Homelessness is a growing problem throughout the region, and Anaheim believes it's so out of control that on Tuesday the city's leaders declared a state of emergency.
Los Angeles made a similar declaration two years ago, too.
But these cries for help may not be reaching an important person: Governor Jerry Brown.
"These calls were intended to get attention for the crisis," says Rina Palta, KPCC's reporter on the social safety net, "and they did accomplish things like ease the permitting requirements for shelters, to try to make it easier to site these things in neighborhoods."
However, the impact was largely symbolic.
Declaring a state of emergency around an event – like a natural disaster – means that localities can officially ask the state to step in and provide resources.
"That didn't work here," says Palta. "The state didn't decide to go that route and declined to provide really any new money to fight homelessness."
Sacramento lawmakers have given cities and counties some relief in recent years.
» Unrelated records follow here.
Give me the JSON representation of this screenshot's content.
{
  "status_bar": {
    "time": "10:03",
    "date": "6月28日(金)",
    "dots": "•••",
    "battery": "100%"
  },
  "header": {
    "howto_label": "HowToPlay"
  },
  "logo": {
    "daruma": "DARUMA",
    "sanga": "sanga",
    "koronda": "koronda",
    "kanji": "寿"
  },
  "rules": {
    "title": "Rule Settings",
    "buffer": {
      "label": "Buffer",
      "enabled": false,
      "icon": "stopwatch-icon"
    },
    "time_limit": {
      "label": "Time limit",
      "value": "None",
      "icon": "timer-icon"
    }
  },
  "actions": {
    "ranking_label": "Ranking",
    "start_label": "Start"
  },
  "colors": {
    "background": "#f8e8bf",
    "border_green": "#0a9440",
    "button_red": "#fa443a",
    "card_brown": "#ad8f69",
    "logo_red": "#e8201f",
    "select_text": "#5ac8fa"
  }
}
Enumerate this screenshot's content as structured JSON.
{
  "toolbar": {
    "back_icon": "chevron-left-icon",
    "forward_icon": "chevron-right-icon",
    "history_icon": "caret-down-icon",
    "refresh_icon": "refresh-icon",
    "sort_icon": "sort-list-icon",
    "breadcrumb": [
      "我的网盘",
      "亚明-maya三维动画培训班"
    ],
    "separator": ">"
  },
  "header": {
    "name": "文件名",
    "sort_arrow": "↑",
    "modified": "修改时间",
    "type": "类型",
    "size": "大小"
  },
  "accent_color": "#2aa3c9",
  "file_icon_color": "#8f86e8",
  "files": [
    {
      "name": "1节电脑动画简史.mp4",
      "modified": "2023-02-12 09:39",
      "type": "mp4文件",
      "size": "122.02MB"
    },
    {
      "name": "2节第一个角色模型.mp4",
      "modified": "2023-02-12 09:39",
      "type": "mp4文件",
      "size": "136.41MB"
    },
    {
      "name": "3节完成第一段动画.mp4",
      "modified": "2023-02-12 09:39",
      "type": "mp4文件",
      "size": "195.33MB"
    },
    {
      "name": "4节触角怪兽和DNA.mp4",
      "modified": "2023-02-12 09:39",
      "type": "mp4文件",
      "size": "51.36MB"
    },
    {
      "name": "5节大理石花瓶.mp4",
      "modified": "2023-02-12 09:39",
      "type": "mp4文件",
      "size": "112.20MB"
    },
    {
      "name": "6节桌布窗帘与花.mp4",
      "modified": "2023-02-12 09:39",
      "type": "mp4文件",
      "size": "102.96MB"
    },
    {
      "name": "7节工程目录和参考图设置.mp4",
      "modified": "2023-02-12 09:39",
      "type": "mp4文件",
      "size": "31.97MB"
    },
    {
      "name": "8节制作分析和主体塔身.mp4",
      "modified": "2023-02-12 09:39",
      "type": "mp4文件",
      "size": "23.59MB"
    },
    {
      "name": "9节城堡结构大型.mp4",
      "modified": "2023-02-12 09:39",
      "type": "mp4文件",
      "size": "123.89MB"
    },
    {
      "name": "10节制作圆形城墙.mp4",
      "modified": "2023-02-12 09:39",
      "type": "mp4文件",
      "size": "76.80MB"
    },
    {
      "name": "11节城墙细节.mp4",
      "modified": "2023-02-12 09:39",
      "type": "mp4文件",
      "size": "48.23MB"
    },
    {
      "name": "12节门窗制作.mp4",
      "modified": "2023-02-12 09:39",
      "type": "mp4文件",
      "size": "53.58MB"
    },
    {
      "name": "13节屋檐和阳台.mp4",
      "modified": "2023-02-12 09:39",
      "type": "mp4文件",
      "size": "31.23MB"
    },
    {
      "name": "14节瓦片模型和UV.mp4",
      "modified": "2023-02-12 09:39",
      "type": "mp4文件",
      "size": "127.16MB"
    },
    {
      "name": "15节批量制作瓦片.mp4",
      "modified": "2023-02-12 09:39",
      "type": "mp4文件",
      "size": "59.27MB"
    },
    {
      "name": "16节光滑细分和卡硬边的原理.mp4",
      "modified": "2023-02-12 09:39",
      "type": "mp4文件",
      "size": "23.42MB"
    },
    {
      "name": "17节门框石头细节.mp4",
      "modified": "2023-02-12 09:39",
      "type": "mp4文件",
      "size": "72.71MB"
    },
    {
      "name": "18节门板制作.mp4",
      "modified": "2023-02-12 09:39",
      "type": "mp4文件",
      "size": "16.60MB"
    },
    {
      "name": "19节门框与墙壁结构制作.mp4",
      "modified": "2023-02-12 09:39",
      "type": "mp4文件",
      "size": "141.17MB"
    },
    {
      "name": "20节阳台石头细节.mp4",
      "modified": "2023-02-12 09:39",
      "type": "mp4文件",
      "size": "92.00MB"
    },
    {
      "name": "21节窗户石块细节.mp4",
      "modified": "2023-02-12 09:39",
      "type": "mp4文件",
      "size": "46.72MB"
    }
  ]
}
For example, they recently redirected about a billion dollars over 10 years to house those who are homeless or at-risk of homelessness who have severe mental disabilities.
But homeless advocates believe that the state isn't doing as much as it could.
"Living in LA city and county, seeing the number of people that can't afford housing and that some of whom are now ending up homeless, I think we're just impatient," says Ruth Schwartz of Shelter Partnership. "We need to invest in solutions much sooner."
In the coming months, it's possible that money from the federal government might pour in.
"But I think there's going to be a lot of advocates for all kinds of issues – from the environment, to homelessness, to housing – who are going to see federal dollars cut," says Palta, "and they'll be looking to the state for more help."